Google found pictures on this page in violation of their Adsense policies. Huh? The pictures Google is suppressing are found in Google search results and on very big websites. 

What our readers like or dislike is not Google’s business. And threatening the freedom of the press by blocking search results is out of bounds.

We need to be advertising alternatives to Google. Google is getting way too big and too influential.

We have removed the pictures Google eyes find offensive but list instead the URL of the picture for your information and use.

content/uploads/2018/03/boarattackDogs.jpeg?resize=300%2C168&ssl=1

Go and see for yourself. Maybe Google should censor the organizers of boar versus dog and other animal fights on YouTube instead.

 

Boar normally make the warning sounds you would expect before they attack.
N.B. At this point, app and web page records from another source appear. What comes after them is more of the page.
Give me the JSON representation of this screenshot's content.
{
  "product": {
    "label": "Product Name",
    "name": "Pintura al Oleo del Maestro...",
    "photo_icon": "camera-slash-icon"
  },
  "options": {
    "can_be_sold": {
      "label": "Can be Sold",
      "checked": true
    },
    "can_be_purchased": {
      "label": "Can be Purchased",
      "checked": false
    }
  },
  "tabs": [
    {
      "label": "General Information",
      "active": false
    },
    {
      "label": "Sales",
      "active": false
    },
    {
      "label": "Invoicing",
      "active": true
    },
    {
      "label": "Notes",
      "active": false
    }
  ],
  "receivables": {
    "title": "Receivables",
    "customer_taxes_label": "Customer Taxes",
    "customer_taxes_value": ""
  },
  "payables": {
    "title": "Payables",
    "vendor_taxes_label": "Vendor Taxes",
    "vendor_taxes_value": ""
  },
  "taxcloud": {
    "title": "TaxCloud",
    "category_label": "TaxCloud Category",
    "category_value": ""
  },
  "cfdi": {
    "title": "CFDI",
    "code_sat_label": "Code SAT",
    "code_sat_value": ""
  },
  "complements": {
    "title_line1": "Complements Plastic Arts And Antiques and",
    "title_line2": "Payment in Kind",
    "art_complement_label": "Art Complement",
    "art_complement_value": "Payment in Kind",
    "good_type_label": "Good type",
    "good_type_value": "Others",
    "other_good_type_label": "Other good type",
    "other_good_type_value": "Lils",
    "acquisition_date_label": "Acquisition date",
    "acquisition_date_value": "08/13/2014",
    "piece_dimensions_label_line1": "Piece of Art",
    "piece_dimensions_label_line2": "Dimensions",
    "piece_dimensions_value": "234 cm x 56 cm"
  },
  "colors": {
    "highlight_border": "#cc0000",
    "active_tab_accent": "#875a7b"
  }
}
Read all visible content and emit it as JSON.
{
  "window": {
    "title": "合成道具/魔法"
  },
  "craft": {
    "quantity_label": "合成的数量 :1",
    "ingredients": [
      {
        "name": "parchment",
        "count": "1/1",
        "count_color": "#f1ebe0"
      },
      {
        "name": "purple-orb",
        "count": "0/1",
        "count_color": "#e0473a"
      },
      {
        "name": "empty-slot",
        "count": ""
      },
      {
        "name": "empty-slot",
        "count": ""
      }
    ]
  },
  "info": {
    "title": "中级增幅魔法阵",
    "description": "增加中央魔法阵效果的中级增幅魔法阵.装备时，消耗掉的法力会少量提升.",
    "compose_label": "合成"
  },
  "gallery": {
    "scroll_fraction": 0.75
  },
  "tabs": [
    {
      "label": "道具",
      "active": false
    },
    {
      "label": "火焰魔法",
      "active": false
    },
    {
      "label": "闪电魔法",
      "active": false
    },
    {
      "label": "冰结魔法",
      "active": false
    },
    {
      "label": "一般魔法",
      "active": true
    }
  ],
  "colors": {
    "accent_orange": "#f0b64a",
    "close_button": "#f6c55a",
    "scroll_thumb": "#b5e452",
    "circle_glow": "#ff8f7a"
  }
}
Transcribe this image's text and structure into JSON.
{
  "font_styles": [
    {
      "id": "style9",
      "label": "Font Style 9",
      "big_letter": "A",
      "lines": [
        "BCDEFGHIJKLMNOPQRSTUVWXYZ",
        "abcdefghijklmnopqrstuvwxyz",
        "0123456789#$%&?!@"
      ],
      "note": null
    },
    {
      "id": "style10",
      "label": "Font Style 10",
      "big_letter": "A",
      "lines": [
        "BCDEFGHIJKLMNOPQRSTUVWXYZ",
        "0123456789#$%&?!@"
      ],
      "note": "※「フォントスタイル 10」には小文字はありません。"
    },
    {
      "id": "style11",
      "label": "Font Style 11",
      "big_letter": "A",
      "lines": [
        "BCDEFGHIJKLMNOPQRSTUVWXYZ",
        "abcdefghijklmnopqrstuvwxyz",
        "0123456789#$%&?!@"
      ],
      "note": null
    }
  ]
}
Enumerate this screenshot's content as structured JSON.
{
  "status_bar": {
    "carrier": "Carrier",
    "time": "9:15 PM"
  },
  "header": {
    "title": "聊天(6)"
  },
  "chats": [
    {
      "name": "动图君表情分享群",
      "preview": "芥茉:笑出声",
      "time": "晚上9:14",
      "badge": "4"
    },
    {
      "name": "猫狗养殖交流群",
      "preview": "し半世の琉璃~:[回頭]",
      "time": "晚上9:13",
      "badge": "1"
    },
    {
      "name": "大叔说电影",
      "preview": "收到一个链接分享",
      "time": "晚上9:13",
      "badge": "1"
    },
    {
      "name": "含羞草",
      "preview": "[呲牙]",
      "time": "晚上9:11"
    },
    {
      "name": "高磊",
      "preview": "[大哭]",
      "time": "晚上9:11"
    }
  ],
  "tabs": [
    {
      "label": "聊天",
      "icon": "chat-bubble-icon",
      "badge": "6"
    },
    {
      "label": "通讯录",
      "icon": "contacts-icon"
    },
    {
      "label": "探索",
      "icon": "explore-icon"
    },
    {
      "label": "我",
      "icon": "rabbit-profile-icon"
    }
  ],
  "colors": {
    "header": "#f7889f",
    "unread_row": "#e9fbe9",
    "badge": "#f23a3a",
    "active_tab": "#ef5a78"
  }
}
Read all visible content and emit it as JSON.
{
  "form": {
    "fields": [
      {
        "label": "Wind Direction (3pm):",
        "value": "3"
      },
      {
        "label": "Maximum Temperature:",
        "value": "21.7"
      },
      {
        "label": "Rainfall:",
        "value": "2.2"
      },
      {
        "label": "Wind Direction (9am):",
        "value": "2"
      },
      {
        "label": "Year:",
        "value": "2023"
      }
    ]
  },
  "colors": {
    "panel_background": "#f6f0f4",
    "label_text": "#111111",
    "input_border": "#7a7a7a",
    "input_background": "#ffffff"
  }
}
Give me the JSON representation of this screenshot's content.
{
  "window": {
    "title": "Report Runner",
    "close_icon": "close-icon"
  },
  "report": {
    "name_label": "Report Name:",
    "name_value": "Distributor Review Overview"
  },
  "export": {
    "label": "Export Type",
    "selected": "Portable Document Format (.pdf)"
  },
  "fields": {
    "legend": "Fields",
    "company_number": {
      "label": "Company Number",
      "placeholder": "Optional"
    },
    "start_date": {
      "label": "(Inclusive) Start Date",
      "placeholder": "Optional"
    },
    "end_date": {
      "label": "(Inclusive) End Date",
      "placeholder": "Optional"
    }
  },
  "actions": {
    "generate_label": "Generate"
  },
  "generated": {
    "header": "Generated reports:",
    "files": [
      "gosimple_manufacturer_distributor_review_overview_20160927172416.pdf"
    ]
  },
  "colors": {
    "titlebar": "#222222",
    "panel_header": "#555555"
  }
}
However, if surprised or when you have come between a sow and her piglets, she will attack without warning. She will not flee but rather defend her progeny with her life.

How do hikers, joggers or walkers avoid to be attacked?

The simple answer is to be aware of your surroundings when strolling or running around in boar territory.

  • Stay on paths, do not go into dense vegetation and brambles. A sow may have her farrowing nest there.
  • Be noisy to let the wild pigs know that you are there. They most likely have already detected you by smell or hearing.
  • Don’t just traipse around in the forest or brush. Boar may live there and raise their young there.
  • When you hear boar huff, gave them a wide berth. They feel safer that way and will most likely leave you alone or flee.
  • When you hear the last warning grunt, it is high time for you to back away from the animals slowly. Make yourself as big as possible and go backward in a slow, smooth motion. Do not make sudden jerky movements or wave your arms around in an attempt to intimidate the sow. Otherwise, the wild pig will most likely react with an attack on you.
  • If all else fails, look for a tree that is easy to climb, go up the tree, and be prepared for a siege that can last a long time.
  • It is always better to retreat slowly when you see wild boar than to challenge them in their own territory. They can outrun you and crush your bones with one bite of their powerful jaws. However, they would rather not do so and run away to hide from you.

More about avoiding attacks and how to get away unharmed it in my next article.

Humans have hunted boar for food for centuries. The boar have learned to fear humans. They react to human presence accordingly if given a choice and a way out.

Wild pigs are the fourth intelligent animal we know. Thus, they are quick learners capable to learn from and adjust to almost any situation.

Never forget that and act accordingly.

PJJ

[/two_third]

Digiprove sealCopyright secured by Digiprove © 2018

pjj

Publisher and Editor in Chief at United Seabears
Peter Jaeckle is the publisher and Chief Editor of the California Hunting Post.You can find him also on Google+,Twitter, Facebook and on many other sites. Over the past decades he has written on investments, dogs and dog rescue, economic and on environmental topics.
pjj

Latest posts by pjj (see all)

Advertisements

One thought on “Deadly wild boar are exactly how deadly?”

  • KT

    March 27, 2018 at 3:47 pm

    And for some reason I still have this want and need to go hike in the hills with little piggys. Nice write up. Thank you for the great info. Need some of these story’s over at the jesses hunting site.

All original content on these pages is fingerprinted and certified by Digiprove